Your task » For the entries below, report every line that includes the word "content".

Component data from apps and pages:
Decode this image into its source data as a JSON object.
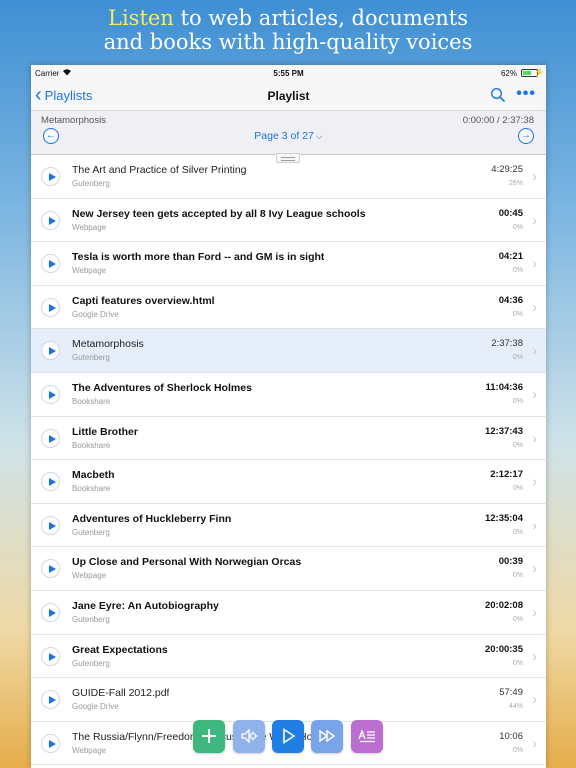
{
  "headline": {
    "accent": "Listen",
    "line1_rest": " to web articles, documents",
    "line2": "and books with high-quality voices"
  },
  "status": {
    "carrier": "Carrier",
    "time": "5:55 PM",
    "battery": "62%",
    "battery_level": 0.62
  },
  "nav": {
    "back_label": "Playlists",
    "title": "Playlist"
  },
  "player": {
    "now_title": "Metamorphosis",
    "time": "0:00:00 / 2:37:38",
    "page_label": "Page 3 of 27"
  },
  "items": [
    {
      "title": "The Art and Practice of Silver Printing",
      "source": "Gutenberg",
      "duration": "4:29:25",
      "progress": "26%",
      "bold": false,
      "selected": false
    },
    {
      "title": "New Jersey teen gets accepted by all 8 Ivy League schools",
      "source": "Webpage",
      "duration": "00:45",
      "progress": "0%",
      "bold": true,
      "selected": false
    },
    {
      "title": "Tesla is worth more than Ford -- and GM is in sight",
      "source": "Webpage",
      "duration": "04:21",
      "progress": "0%",
      "bold": true,
      "selected": false
    },
    {
      "title": "Capti features overview.html",
      "source": "Google Drive",
      "duration": "04:36",
      "progress": "0%",
      "bold": true,
      "selected": false
    },
    {
      "title": "Metamorphosis",
      "source": "Gutenberg",
      "duration": "2:37:38",
      "progress": "0%",
      "bold": false,
      "selected": true
    },
    {
      "title": "The Adventures of Sherlock Holmes",
      "source": "Bookshare",
      "duration": "11:04:36",
      "progress": "0%",
      "bold": true,
      "selected": false
    },
    {
      "title": "Little Brother",
      "source": "Bookshare",
      "duration": "12:37:43",
      "progress": "0%",
      "bold": true,
      "selected": false
    },
    {
      "title": "Macbeth",
      "source": "Bookshare",
      "duration": "2:12:17",
      "progress": "0%",
      "bold": true,
      "selected": false
    },
    {
      "title": "Adventures of Huckleberry Finn",
      "source": "Gutenberg",
      "duration": "12:35:04",
      "progress": "0%",
      "bold": true,
      "selected": false
    },
    {
      "title": "Up Close and Personal With Norwegian Orcas",
      "source": "Webpage",
      "duration": "00:39",
      "progress": "0%",
      "bold": true,
      "selected": false
    },
    {
      "title": "Jane Eyre: An Autobiography",
      "source": "Gutenberg",
      "duration": "20:02:08",
      "progress": "0%",
      "bold": true,
      "selected": false
    },
    {
      "title": "Great Expectations",
      "source": "Gutenberg",
      "duration": "20:00:35",
      "progress": "0%",
      "bold": true,
      "selected": false
    },
    {
      "title": "GUIDE-Fall 2012.pdf",
      "source": "Google Drive",
      "duration": "57:49",
      "progress": "44%",
      "bold": false,
      "selected": false
    },
    {
      "title": "The Russia/Flynn/Freedom Caucus                                                    at the White House",
      "source": "Webpage",
      "duration": "10:06",
      "progress": "0%",
      "bold": false,
      "selected": false
    }
  ],
  "icons": {
    "back": "chevron-left-icon",
    "search": "search-icon",
    "more": "more-icon",
    "prev": "arrow-left-icon",
    "next": "arrow-right-icon",
    "play": "play-icon",
    "add": "plus-icon",
    "voice": "speaker-settings-icon",
    "fast_forward": "fast-forward-icon",
    "text": "text-view-icon"
  },
  "colors": {
    "accent": "#1a73e8",
    "headline_accent": "#f2ea6a",
    "add": "#3fb87f",
    "play": "#1f7de4",
    "text": "#b96ed0"
  }
}
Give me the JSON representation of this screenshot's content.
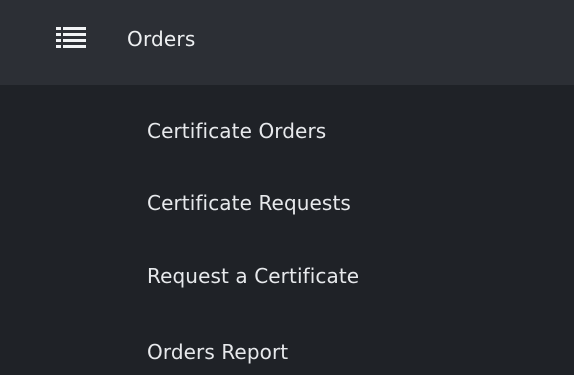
{
  "menu": {
    "header": {
      "icon": "list-icon",
      "label": "Orders"
    },
    "items": [
      {
        "label": "Certificate Orders"
      },
      {
        "label": "Certificate Requests"
      },
      {
        "label": "Request a Certificate"
      },
      {
        "label": "Orders Report"
      }
    ]
  },
  "colors": {
    "header_background": "#2c2f35",
    "menu_background": "#1f2227",
    "text": "#e9ebee"
  }
}
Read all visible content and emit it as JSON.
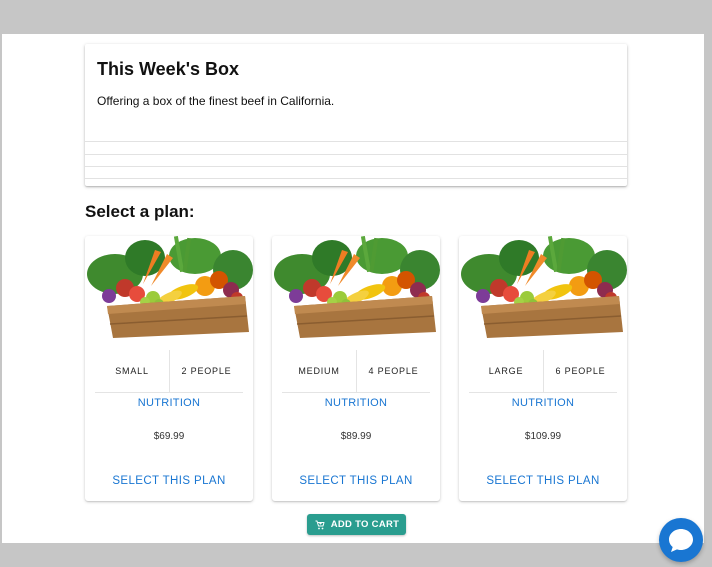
{
  "week_box": {
    "title": "This Week's Box",
    "description": "Offering a box of the finest beef in California."
  },
  "select_plan_title": "Select a plan:",
  "plans": [
    {
      "size": "SMALL",
      "people": "2 PEOPLE",
      "nutrition_label": "NUTRITION",
      "price": "$69.99",
      "select_label": "SELECT THIS PLAN",
      "image": "vegetable-box-image"
    },
    {
      "size": "MEDIUM",
      "people": "4 PEOPLE",
      "nutrition_label": "NUTRITION",
      "price": "$89.99",
      "select_label": "SELECT THIS PLAN",
      "image": "vegetable-box-image"
    },
    {
      "size": "LARGE",
      "people": "6 PEOPLE",
      "nutrition_label": "NUTRITION",
      "price": "$109.99",
      "select_label": "SELECT THIS PLAN",
      "image": "vegetable-box-image"
    }
  ],
  "cart": {
    "label": "ADD TO CART",
    "icon": "add-shopping-cart-icon"
  },
  "chat": {
    "icon": "chat-bubble-icon"
  },
  "colors": {
    "accent": "#1976d2",
    "cart_button": "#2a9d8f",
    "chat_button": "#1976d2"
  }
}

Task output »
Give me the JSON representation of this screenshot's content.
Read all visible content and emit it as JSON.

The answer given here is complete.